  • Developers and team members can balance thinking outside the box while also keeping an eye on the big picture (i.e., how business processes are doing overall).
  • People who have hands-on experience with cloud native software development.
  • Teams that bring in a “DevOps” mentality: take ownership and responsibility — not just for their tasks but for supporting their colleagues across departments for a harmonized workflow.

Interested in switching to cloud native software? In the next post, we talk about migrating to cloud native solutions and why that doesn't necessarily mean building everything from scratch.

If you want to get in touch, our CEO, Christian, would be happy to get connected — book a call or drop him an email at

Your opinion is very important to us!

On a score of 1 to 5, what's your overall experience of our blog?
1...Very unsatisfied - 5...Very Satisfied

More insights

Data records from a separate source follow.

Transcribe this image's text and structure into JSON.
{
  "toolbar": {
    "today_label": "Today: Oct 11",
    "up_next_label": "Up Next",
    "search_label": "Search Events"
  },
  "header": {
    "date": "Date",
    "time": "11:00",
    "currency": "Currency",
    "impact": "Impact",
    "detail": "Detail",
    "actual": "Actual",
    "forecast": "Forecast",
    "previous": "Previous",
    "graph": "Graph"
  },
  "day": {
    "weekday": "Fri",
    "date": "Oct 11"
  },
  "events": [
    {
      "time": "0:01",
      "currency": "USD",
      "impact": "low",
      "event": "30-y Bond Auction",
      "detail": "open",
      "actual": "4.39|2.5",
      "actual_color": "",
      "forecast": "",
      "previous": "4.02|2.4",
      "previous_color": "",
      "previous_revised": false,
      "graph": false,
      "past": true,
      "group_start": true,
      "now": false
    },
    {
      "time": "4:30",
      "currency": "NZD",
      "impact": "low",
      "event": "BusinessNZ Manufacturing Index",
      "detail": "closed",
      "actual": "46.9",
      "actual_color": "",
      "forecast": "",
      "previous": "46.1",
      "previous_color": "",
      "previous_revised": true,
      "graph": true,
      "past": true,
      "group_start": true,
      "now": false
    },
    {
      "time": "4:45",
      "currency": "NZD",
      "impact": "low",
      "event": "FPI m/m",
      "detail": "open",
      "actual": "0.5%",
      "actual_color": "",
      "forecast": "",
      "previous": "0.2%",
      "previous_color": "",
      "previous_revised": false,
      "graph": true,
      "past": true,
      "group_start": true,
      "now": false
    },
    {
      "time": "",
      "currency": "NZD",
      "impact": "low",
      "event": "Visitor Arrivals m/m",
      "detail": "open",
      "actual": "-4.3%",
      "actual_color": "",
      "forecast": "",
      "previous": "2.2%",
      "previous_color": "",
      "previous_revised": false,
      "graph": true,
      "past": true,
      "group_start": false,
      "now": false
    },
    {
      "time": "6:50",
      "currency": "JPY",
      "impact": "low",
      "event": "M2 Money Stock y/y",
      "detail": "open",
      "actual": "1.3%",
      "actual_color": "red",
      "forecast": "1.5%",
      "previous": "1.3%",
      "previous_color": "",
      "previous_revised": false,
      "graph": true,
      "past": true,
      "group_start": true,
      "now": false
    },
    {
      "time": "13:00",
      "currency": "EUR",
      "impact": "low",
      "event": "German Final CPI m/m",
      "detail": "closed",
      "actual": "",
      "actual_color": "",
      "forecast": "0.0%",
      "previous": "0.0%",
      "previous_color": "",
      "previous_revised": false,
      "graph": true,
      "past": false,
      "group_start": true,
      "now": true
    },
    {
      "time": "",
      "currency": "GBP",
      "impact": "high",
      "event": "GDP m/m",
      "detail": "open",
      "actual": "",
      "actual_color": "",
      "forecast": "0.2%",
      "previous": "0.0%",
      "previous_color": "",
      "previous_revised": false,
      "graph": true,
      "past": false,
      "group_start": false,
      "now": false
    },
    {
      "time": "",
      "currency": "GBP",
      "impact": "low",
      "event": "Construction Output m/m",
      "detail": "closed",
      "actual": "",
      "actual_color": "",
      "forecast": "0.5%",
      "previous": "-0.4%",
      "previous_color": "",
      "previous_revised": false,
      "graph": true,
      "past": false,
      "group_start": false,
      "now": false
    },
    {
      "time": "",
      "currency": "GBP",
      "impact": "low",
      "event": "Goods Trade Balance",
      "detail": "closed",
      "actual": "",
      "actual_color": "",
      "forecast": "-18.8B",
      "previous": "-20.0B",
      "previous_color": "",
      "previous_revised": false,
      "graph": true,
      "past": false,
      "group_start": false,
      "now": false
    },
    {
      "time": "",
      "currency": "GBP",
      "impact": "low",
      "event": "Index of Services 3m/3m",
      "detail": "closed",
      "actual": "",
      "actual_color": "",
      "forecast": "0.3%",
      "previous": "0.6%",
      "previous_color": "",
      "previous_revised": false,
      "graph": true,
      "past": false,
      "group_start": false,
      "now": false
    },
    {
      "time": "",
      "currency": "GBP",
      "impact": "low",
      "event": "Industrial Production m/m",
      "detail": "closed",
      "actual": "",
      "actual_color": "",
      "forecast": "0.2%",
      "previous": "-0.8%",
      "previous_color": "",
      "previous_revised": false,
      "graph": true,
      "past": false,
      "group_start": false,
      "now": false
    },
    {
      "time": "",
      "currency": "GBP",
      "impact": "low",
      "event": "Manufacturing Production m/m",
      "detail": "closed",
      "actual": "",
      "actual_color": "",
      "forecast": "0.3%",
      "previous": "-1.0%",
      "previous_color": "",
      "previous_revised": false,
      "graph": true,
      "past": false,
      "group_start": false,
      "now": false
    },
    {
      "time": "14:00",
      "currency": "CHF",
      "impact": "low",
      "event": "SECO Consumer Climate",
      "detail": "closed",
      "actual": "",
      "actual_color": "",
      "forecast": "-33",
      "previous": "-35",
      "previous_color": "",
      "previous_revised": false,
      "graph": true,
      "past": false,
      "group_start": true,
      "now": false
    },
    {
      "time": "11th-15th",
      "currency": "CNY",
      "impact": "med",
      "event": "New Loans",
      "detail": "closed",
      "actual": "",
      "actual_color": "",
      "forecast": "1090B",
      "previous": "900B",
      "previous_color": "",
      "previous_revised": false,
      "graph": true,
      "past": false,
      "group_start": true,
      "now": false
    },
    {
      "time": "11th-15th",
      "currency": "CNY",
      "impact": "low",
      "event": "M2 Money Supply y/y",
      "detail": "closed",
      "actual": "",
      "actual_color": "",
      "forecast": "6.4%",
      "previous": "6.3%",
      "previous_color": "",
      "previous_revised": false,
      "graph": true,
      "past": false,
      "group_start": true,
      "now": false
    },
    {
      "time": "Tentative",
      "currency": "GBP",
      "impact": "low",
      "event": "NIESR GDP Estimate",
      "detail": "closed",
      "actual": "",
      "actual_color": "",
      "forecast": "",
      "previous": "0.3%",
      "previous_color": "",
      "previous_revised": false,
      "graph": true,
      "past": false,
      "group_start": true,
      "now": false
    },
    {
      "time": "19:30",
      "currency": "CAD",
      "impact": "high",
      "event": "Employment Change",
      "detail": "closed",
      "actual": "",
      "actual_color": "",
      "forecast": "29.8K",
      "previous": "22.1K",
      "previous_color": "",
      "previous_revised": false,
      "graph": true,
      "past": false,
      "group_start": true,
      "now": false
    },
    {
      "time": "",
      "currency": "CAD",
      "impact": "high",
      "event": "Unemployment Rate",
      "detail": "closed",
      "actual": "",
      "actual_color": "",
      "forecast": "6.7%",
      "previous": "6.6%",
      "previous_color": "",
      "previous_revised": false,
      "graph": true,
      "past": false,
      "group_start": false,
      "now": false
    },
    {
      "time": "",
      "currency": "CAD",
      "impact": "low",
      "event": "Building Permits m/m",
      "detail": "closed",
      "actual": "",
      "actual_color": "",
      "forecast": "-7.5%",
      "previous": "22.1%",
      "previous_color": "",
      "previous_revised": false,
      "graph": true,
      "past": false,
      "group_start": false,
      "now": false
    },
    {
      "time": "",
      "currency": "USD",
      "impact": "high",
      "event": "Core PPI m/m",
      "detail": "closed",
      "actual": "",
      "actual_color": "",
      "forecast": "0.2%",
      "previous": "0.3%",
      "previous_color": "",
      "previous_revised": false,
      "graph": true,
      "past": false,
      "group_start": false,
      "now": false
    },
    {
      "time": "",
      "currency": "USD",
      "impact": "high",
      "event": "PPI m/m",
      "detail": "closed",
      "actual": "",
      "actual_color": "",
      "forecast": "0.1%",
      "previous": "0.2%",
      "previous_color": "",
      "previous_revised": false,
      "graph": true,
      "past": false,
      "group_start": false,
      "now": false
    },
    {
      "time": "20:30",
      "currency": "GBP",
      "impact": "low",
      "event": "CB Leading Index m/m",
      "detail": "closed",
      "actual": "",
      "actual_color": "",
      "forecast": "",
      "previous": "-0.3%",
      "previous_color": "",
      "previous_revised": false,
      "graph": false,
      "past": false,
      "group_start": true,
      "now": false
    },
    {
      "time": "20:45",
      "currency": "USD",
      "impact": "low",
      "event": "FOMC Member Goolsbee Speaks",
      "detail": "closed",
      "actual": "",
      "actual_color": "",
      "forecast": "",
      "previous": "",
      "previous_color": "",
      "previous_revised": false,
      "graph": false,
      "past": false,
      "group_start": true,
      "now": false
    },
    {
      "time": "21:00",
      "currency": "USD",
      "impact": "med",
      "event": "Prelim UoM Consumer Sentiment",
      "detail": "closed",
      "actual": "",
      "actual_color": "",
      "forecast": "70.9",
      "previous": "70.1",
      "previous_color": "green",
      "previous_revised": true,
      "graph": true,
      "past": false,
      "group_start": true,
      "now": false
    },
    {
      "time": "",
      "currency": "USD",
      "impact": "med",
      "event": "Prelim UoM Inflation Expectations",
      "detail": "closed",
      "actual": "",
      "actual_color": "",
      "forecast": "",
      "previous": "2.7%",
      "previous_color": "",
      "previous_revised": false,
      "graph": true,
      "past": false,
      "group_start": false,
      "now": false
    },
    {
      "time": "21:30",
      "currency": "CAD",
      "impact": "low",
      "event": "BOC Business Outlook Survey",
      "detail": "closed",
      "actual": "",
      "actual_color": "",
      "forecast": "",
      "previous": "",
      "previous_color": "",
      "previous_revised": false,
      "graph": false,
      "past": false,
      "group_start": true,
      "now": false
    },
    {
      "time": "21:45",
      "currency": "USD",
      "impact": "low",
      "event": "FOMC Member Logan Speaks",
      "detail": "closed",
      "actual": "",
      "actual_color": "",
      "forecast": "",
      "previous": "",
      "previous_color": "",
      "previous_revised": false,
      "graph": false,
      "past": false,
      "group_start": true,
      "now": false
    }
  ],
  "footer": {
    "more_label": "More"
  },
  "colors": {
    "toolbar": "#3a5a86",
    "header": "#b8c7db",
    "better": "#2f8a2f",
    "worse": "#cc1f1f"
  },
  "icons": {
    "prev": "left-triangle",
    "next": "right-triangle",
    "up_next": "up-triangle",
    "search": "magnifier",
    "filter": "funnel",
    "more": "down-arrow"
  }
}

Why UX matters when you're building a software product

In a competitive tech market, putting your users first goes a long way. Here's a deep dive into why UX matters — and how you can prioritize it.

ux, software development, digital buiness

Read full story

5 steps you should consider before building software

Thinking about developing your own software? Here are 5 steps you should definitely consider before you start.

software development, digital buiness, discovery

Read full story

Why new software needs change management & how to plan it

Implementing a new software solution means change at every level of your business — here's where a solid change management plan comes in.

software development, digital buiness

Read full story

4 alternatives to Excel sheets for a smooth business workflow

Locked out of an Excel spreadsheet? Here are 4 alternatives to Excel to better suit your unique business needs & scale.

software development, digital buiness

Read full story

UX Case Study: Bulk Upload

A bulk upload function describes a product feature that allows the user to upload several different files at the same time and correctly process them.

software development, ux, ui

Read full story

UX vs. UI Design

Have you ever heard someone use the terms UX and UI in a discussion? These are not abbreviations for fantasy worlds or anything like that, UX and UI are among the most important components of product development.

software development, ux, ui

Read full story

See how custom business software has helped our clients succeed, no sales pitch involved. Just real-world examples. Guaranteed.

Schedule a demo